**What the task asks:**
A verbatim reproduction of the following listing is required; omit the pictures.

**Records provided:**
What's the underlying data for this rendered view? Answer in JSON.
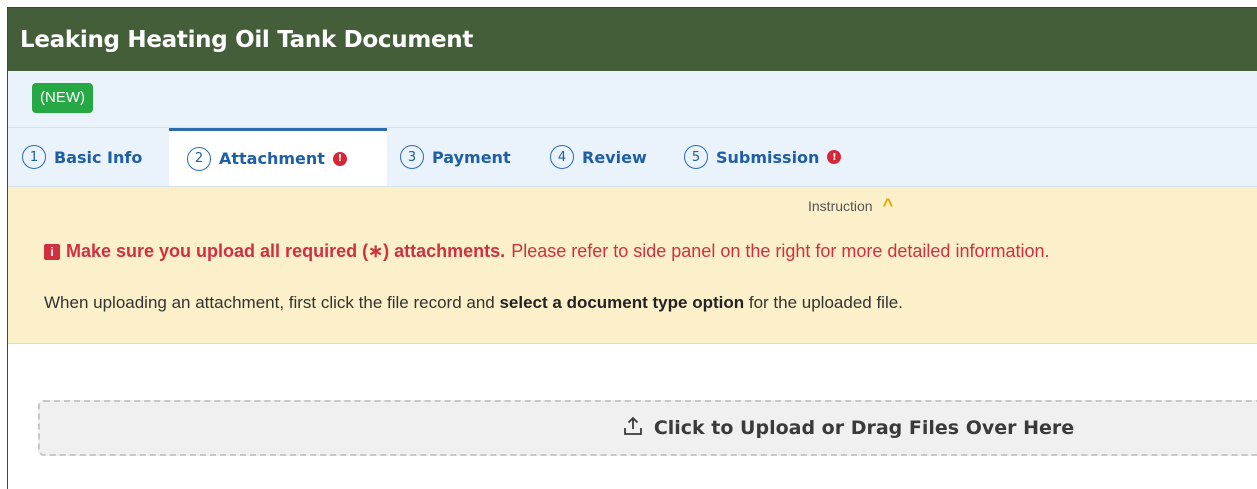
{
  "window": {
    "title": "Leaking Heating Oil Tank Document"
  },
  "status": {
    "badge": "(NEW)"
  },
  "tabs": [
    {
      "num": "1",
      "label": "Basic Info",
      "error": false,
      "active": false
    },
    {
      "num": "2",
      "label": "Attachment",
      "error": true,
      "active": true
    },
    {
      "num": "3",
      "label": "Payment",
      "error": false,
      "active": false
    },
    {
      "num": "4",
      "label": "Review",
      "error": false,
      "active": false
    },
    {
      "num": "5",
      "label": "Submission",
      "error": true,
      "active": false
    }
  ],
  "instruction": {
    "toggle_label": "Instruction",
    "toggle_icon": "chevron-up-icon",
    "warning_icon": "info-square-icon",
    "warning_strong": "Make sure you upload all required (∗) attachments.",
    "warning_rest": "Please refer to side panel on the right for more detailed information.",
    "line2_pre": "When uploading an attachment, first click the file record and ",
    "line2_bold": "select a document type option",
    "line2_post": " for the uploaded file."
  },
  "upload": {
    "icon": "upload-icon",
    "label": "Click to Upload or Drag Files Over Here"
  },
  "colors": {
    "title_bar": "#445e3a",
    "badge_green": "#26a844",
    "tab_blue": "#1f5fa3",
    "error_red": "#d72638",
    "instruction_bg": "#fbf0c9"
  }
}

**Solution for this problem:**
What's the underlying data for this rendered view? Answer in JSON.
{
  "window": {
    "title": "Leaking Heating Oil Tank Document"
  },
  "status": {
    "badge": "(NEW)"
  },
  "tabs": [
    {
      "num": "1",
      "label": "Basic Info",
      "error": false,
      "active": false
    },
    {
      "num": "2",
      "label": "Attachment",
      "error": true,
      "active": true
    },
    {
      "num": "3",
      "label": "Payment",
      "error": false,
      "active": false
    },
    {
      "num": "4",
      "label": "Review",
      "error": false,
      "active": false
    },
    {
      "num": "5",
      "label": "Submission",
      "error": true,
      "active": false
    }
  ],
  "instruction": {
    "toggle_label": "Instruction",
    "toggle_icon": "chevron-up-icon",
    "warning_icon": "info-square-icon",
    "warning_strong": "Make sure you upload all required (∗) attachments.",
    "warning_rest": "Please refer to side panel on the right for more detailed information.",
    "line2_pre": "When uploading an attachment, first click the file record and ",
    "line2_bold": "select a document type option",
    "line2_post": " for the uploaded file."
  },
  "upload": {
    "icon": "upload-icon",
    "label": "Click to Upload or Drag Files Over Here"
  },
  "colors": {
    "title_bar": "#445e3a",
    "badge_green": "#26a844",
    "tab_blue": "#1f5fa3",
    "error_red": "#d72638",
    "instruction_bg": "#fbf0c9"
  }
}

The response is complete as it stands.